We introduce two new gates, the NAND and NOR. These have advantages in size and speed because of the way transistor circuits implement gates.

Written by Willy McAllister.


Contents


The first additions we make to our collection of simple gates are NAND and NOR.

NAND gate

A NAND gate (short for NOT-AND) is the same as AND followed by NOT. You can see how we’ve squished the symbols together,

NAND gate is AND plus NOT

The equation for a NAND gate is C = A·B

The truth table for NAND is the opposite of AND. You list the same inputs but invert the output on every row, NAND gate truth table

There are a few ways to think about the NAND truth table.

  • Describe when the output is TRUE: The output is TRUE if any of the inputs are FALSE.
  • Describe when the output is FALSE: The output is FALSE if both inputs are TRUE.

NOR gate

A NOR gate (NOT-OR) is the same as OR followed by NOT. We merge the OR and NOT symbols together to get NOR,

NOR gate is OR plus NOT

The equation for a NOR gate is C = A+B

The truth table for NOR is the opposite of OR. You list the same inputs but invert the output on every row, NOR gate truth table

There are a few ways to think about the NOR truth table.

  • Describe when the output is TRUE: The output is TRUE if both of the inputs are FALSE.
  • Describe when the output is FALSE: The output is FALSE if any inputs are TRUE.

Why are there NAND and NOR gates?

Why do we bother creating NAND and NOR gates? Why not just string together AND, OR, and NOT whenever we need to? We haven’t covered how to build logic gates yet, but there are some very good reasons to define NAND and NOR,

  • Electronic circuits are naturally inverting.
    • Whether you build gates with MOSFETs or BJT transistors, the simplest circuit to implement an AND or OR functions also inverts the output signal “for free.” If you want a non-inverting gate you have to add an inverter to undo the “free” inversion.
  • Simple is smaller.
    • You want to use the fewest transistors and the fewest gates possible. On a gate array, semi-custom ASIC, or custom integrated circuit, a NAND gate is always smaller than an AND gate. A NOR gate is always smaller than an OR gate.
  • Simple is faster.
    • The naturally inverting NAND gate is always faster than a NAND + NOT combination.
  • Simple save power.
    • Simple gates have fewer nodes that have to change every logic transition. Fewer moving nodes means less charge is sloshing around, which means less charge has to come from the power supply. That means your battery-powered digital gizmo lasts a lot longer. Wouldn’t it be nice if your mobile phone stayed charged for a month instead of a day?
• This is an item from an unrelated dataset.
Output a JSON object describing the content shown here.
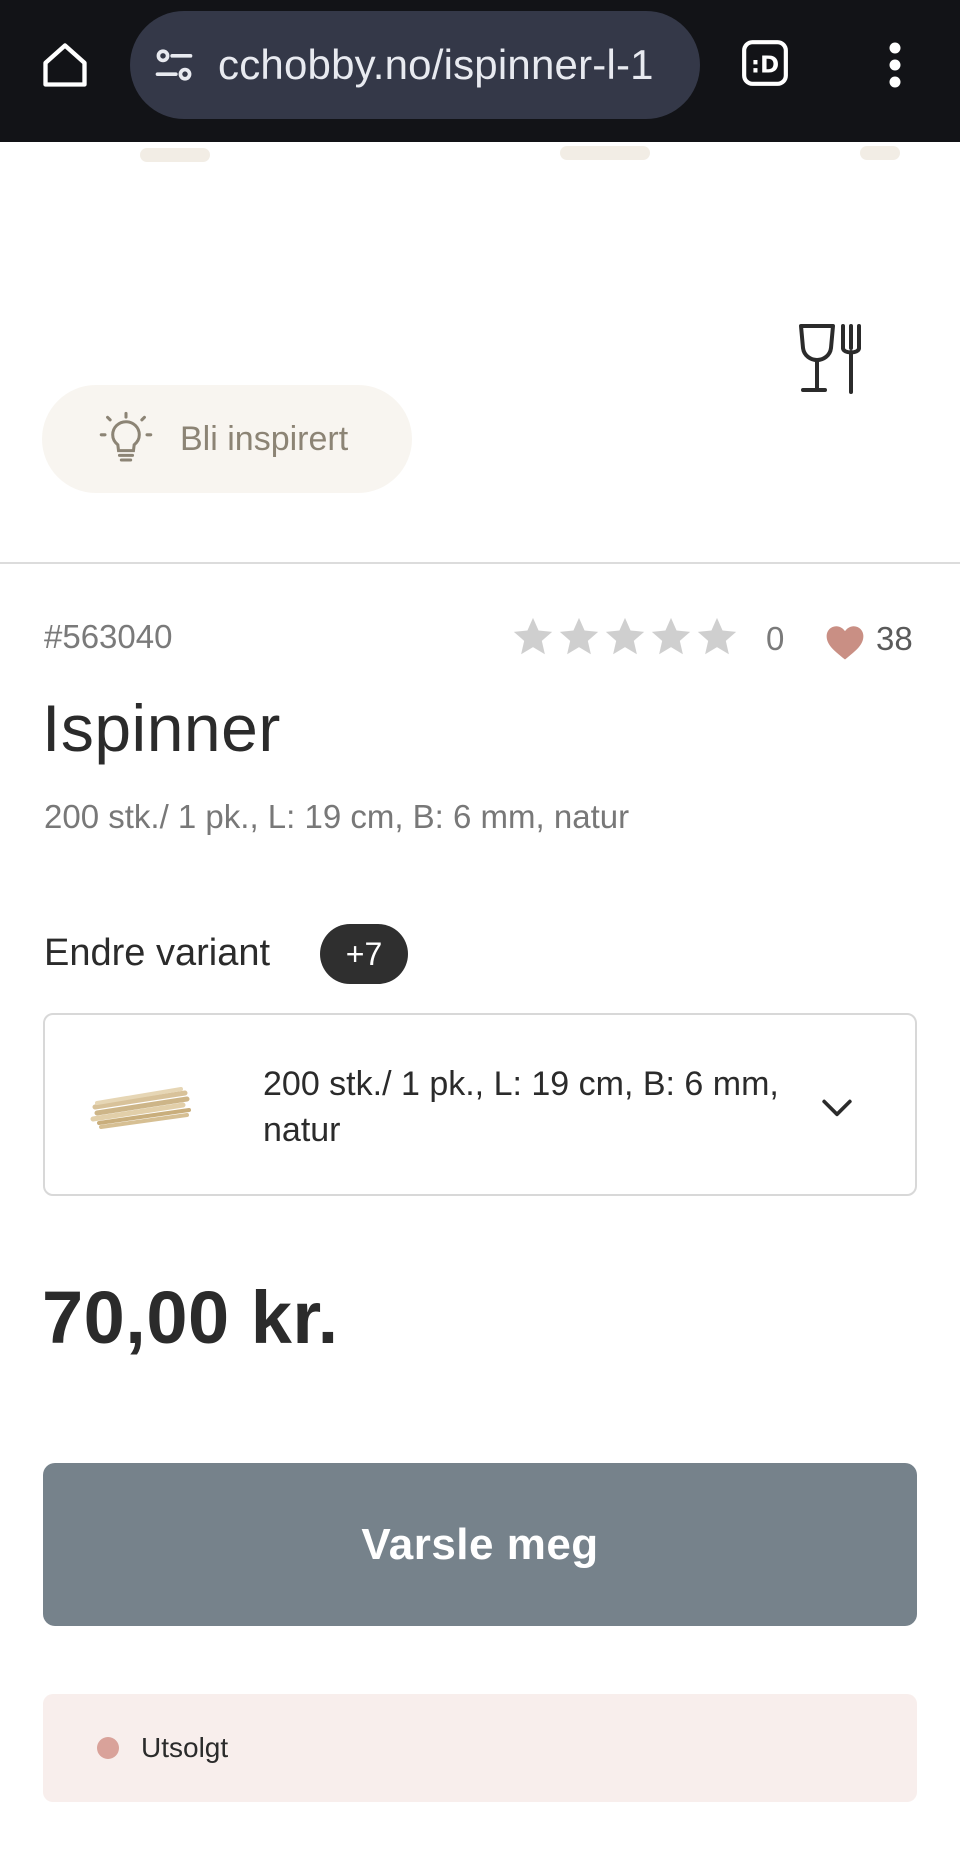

Learning to design with inverting gates is a big win. We are going to cover that soon.

Concept check

Write down the four truth tables for AND NAND OR NOR, side-by-side.
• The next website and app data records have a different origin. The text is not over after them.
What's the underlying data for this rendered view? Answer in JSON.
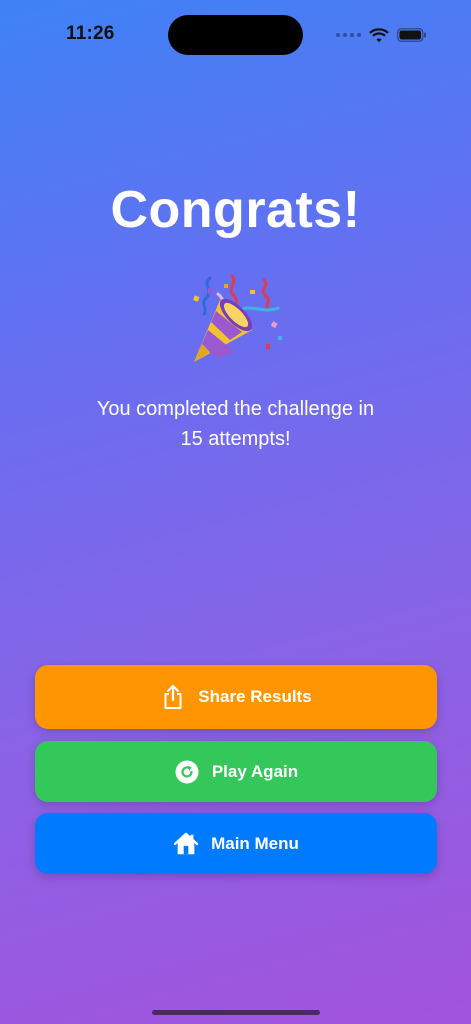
{
  "status_bar": {
    "time": "11:26",
    "icons": [
      "cellular-signal-icon",
      "wifi-icon",
      "battery-icon"
    ]
  },
  "screen": {
    "title": "Congrats!",
    "emoji_icon": "party-popper-icon",
    "message_line1": "You completed the challenge in",
    "message_line2": "15 attempts!"
  },
  "buttons": {
    "share": {
      "label": "Share Results",
      "icon": "share-icon",
      "color": "#ff9500"
    },
    "play_again": {
      "label": "Play Again",
      "icon": "replay-icon",
      "color": "#34c759"
    },
    "main_menu": {
      "label": "Main Menu",
      "icon": "house-icon",
      "color": "#007aff"
    }
  }
}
Compare and contrast the output patterns to understand how they are different,

  • Describe which inputs make the output 1.
  • Describe which inputs make the output 0.

Get used to describing gates in different ways. Often when you design logic you start with a verbal description of what you want and then translate it into gates.

Summary

The equation for a NAND gate is C = A·B

The equation for a NOR gate is C = A+B

Even if you never plan to design digital hardware, it is good to appreciate why inverting gates (NAND and NOR) are preferred for logic design. The simplest gates are naturally inverting. Simple gates are faster, smaller, and use less power. If you are a software person, I assure you none of your software colleagues know this. Show off you new knowledge!